“There is more clout I think when it comes to recruiting because I played at such a high level,” said Hamlen, who lives in Hampton, New Hampshire with her husband and two young children. “The fact that I’ve been there and done that with the national team and playing in college, I can convey it to our recruits that it was a great experience and I can also tell them how much hard work it takes to get to that point. Players know that if their coach made it there, they’ll know how to help them develop to a point where they can get there too.”
After her playing days, Hamlen joined her alma matter as an assistant coach and later associate head coach, helping lead the Wildcats to the Frozen Four in both 2006 and 2008 along with six Hockey East regular-season championships and four Hockey East tournament titles. She then took her first head coaching job with the Boston Blades of the Canadian Women’s Hockey League before serving one season as the University of New England’s head coach last year.
At UNE, Hamlen was tasked with the same chore she’ll now face with Merrimack: building a team from scratch. But despite what might sound daunting, it’s the perfect fit for a coach.
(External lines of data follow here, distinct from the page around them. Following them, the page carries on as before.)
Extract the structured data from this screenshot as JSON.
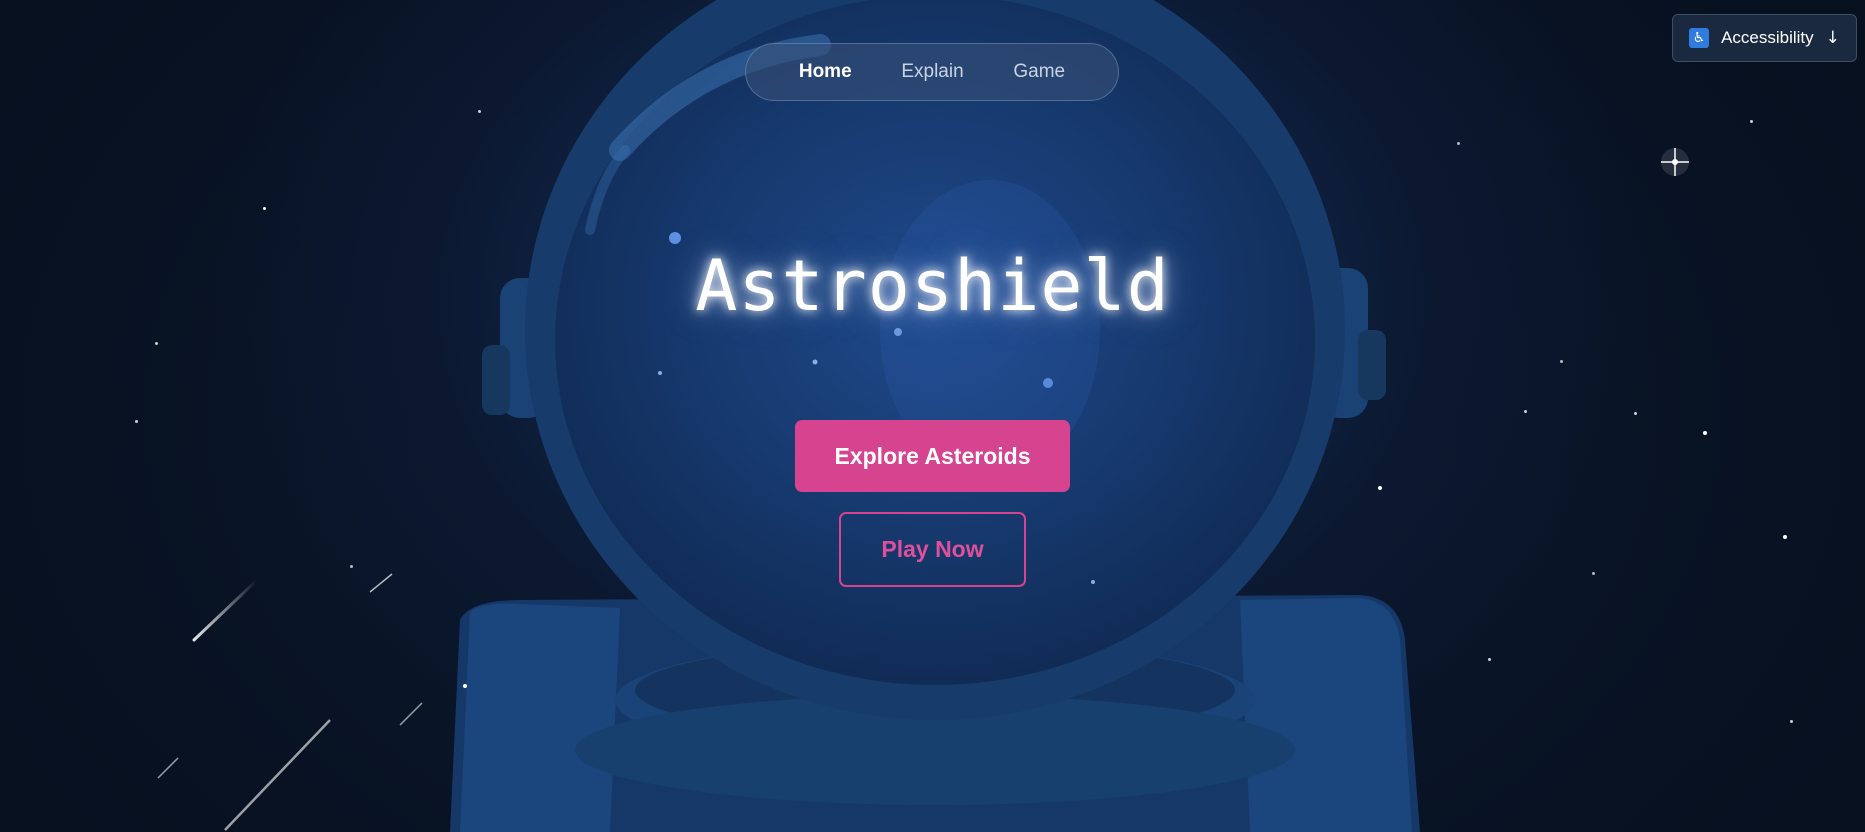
{
  "nav": {
    "items": [
      {
        "label": "Home",
        "active": true
      },
      {
        "label": "Explain",
        "active": false
      },
      {
        "label": "Game",
        "active": false
      }
    ]
  },
  "accessibility": {
    "label": "Accessibility",
    "icon": "wheelchair-icon",
    "arrow": "↓"
  },
  "hero": {
    "title": "Astroshield",
    "primary_button": "Explore Asteroids",
    "secondary_button": "Play Now"
  },
  "colors": {
    "accent": "#d6438f",
    "background": "#07101f",
    "helmet": "#1b3a66"
  }
}
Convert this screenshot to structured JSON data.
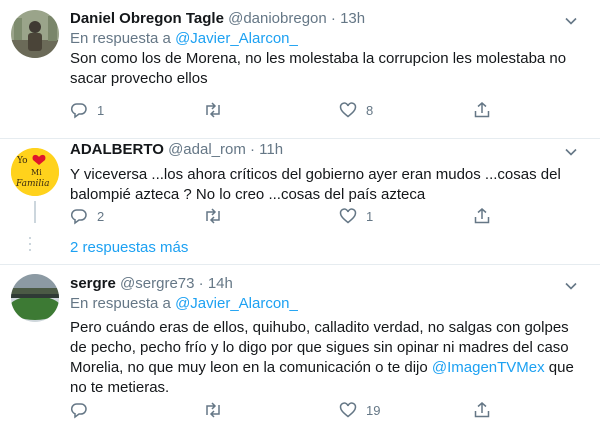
{
  "tweets": [
    {
      "name": "Daniel Obregon Tagle",
      "handle": "@daniobregon",
      "dot": "·",
      "time": "13h",
      "reply_prefix": "En respuesta a",
      "reply_to": "@Javier_Alarcon_",
      "body_lines": [
        "Son como los de Morena, no les molestaba la corrupcion les molestaba no",
        "sacar provecho ellos"
      ],
      "replies": "1",
      "retweets": "",
      "likes": "8"
    },
    {
      "name": "ADALBERTO",
      "handle": "@adal_rom",
      "dot": "·",
      "time": "11h",
      "body_lines": [
        "Y viceversa ...los ahora críticos del gobierno ayer eran mudos ...cosas del",
        "balompié azteca ? No lo creo ...cosas del país azteca"
      ],
      "replies": "2",
      "retweets": "",
      "likes": "1",
      "avatar_text": [
        "Yo",
        "Mi",
        "Familia"
      ]
    },
    {
      "name": "sergre",
      "handle": "@sergre73",
      "dot": "·",
      "time": "14h",
      "reply_prefix": "En respuesta a",
      "reply_to": "@Javier_Alarcon_",
      "body_lines": [
        "Pero cuándo eras de ellos, quihubo, calladito verdad, no salgas con golpes",
        "de pecho, pecho frío y lo digo por que sigues sin opinar ni madres del caso",
        "Morelia, no que muy leon en la comunicación o te dijo ",
        "no te metieras."
      ],
      "mention_inline": "@ImagenTVMex",
      "after_mention": " que",
      "replies": "",
      "retweets": "",
      "likes": "19"
    }
  ],
  "more_replies": "2 respuestas más",
  "colors": {
    "accent": "#1da1f2",
    "muted": "#657786",
    "divider": "#e6ecf0"
  }
}
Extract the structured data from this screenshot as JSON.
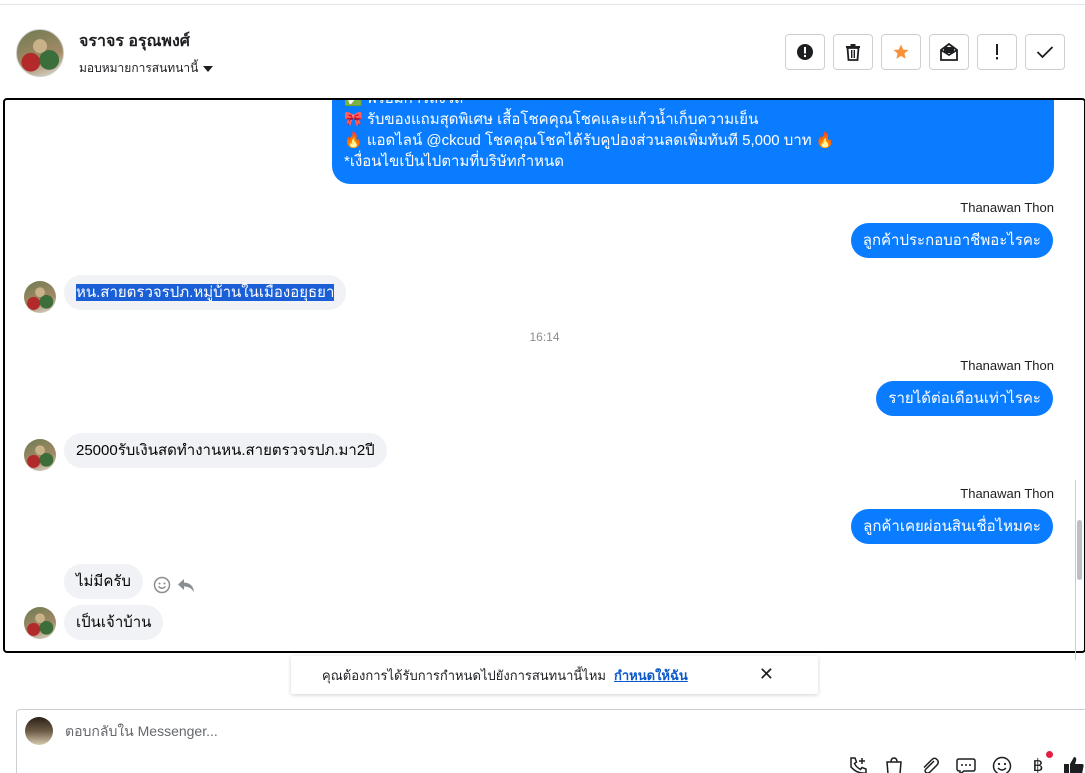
{
  "header": {
    "contact_name": "จราจร อรุณพงศ์",
    "assign_label": "มอบหมายการสนทนานี้",
    "actions": [
      {
        "name": "spam-button",
        "icon": "alert-circle-icon"
      },
      {
        "name": "delete-button",
        "icon": "trash-icon"
      },
      {
        "name": "star-button",
        "icon": "star-icon"
      },
      {
        "name": "mark-unread-button",
        "icon": "envelope-icon"
      },
      {
        "name": "mark-important-button",
        "icon": "exclamation-icon"
      },
      {
        "name": "mark-done-button",
        "icon": "check-icon"
      }
    ],
    "star_color": "#f7923a"
  },
  "chat": {
    "promo_lines": [
      "✅ พร้อมการส่งวิถี",
      "🎀 รับของแถมสุดพิเศษ เสื้อโชคคุณโชคและแก้วน้ำเก็บความเย็น",
      "🔥 แอดไลน์ @ckcud โชคคุณโชคได้รับคูปองส่วนลดเพิ่มทันที 5,000 บาท 🔥",
      "*เงื่อนไขเป็นไปตามที่บริษัทกำหนด"
    ],
    "sender_name": "Thanawan Thon",
    "messages": {
      "out_1": "ลูกค้าประกอบอาชีพอะไรคะ",
      "in_1": "หน.สายตรวจรปภ.หมู่บ้านในเมืองอยุธยา",
      "time_1": "16:14",
      "out_2": "รายได้ต่อเดือนเท่าไรคะ",
      "in_2": "25000รับเงินสดทำงานหน.สายตรวจรปภ.มา2ปี",
      "out_3": "ลูกค้าเคยผ่อนสินเชื่อไหมคะ",
      "in_3": "ไม่มีครับ",
      "in_4": "เป็นเจ้าบ้าน"
    },
    "bubble_out_color": "#0a7cff",
    "bubble_in_color": "#f0f2f5"
  },
  "suggestion": {
    "text": "คุณต้องการได้รับการกำหนดไปยังการสนทนานี้ไหม",
    "link": "กำหนดให้ฉัน"
  },
  "reply": {
    "placeholder": "ตอบกลับใน Messenger...",
    "tools": [
      "phone-add-icon",
      "shopping-bag-icon",
      "paperclip-icon",
      "saved-reply-icon",
      "emoji-icon",
      "baht-icon",
      "thumbs-up-icon"
    ]
  }
}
“It’s any coach’s dream to start a program with all of your own players,” she said. “It will be an interesting process. I was at UNH for so many years and a part of Hockey East so the opportunity to coach in this league and build a program was a no-brainer.
“The recruiting process starts the minute you walk in the door. I’ve already made a lot of calls and we’ve already had some kids to campus and we have more coming (today). Some are 2014 grads and even if we start in 2015, they could post-grad a year, so we have some flexibility, but (when the program begins) is something that we need to decide so that we have concrete info to tell our recruits and really prepare.”
If there was any doubt that the growing world of women’s hockey was excited about a new program in such a powerful conference, those questions were answered not long at Hamlen took the job.
Just recently, she said she was at a USA Hockey camp where there was buzz about the new Merrimack program joining Hockey East.
“There were a lot of people talking about it,” she said. “It was great to see. There is so much excitement around the sport and we’ve seen the numbers growing. It’s definitely an exciting time for the sport and for Merrimack.”
Some of that buzz is simply because Merrimack is becoming more and more known for its hockey. After suffering through years of anonymity when it comes to the hockey world, the Merrimack name has taken leaps as far as prestige the last few seasons thanks to the recent run of the men’s program, which took part in the Hockey East title game in 2011 and was a No. 2 seed in the NCAA tournament that same season.
“It’s definitely help put the Merrimack name on the map within hockey,” Hamlen said. “I’ve already had a few conversations with Mark (Dennehy) about just general philosophies and we share a lot of the same ideas. It’s going to be exciting to have someone like that to bounce ideas off of and really model the way he built his program.”
The Hamlen File Erin (Whitten) Hamlen was named the first head coach of Merrimack's women's hockey program last month. As a player: Started for UNH from 1989-93 and was named to Hockey East's First All Star Team in all four seasons; Played for the U.S. national team from 1992-01; Became the first woman to play for a men's professional team. As a coach: Was an assistant and later an associate head coach at UNH from 2000-10. Coached the Wildcats to six Hockey East regular-season titles and four tournament championships; Helped UNH to a pair of Frozen Fours; Coached six Hockey East Goaltending Championships and one All-American; Was the head coach of the Boston Blades (CWHL) for two seasons; Last season served as head coach at the newly-formed University of New England program.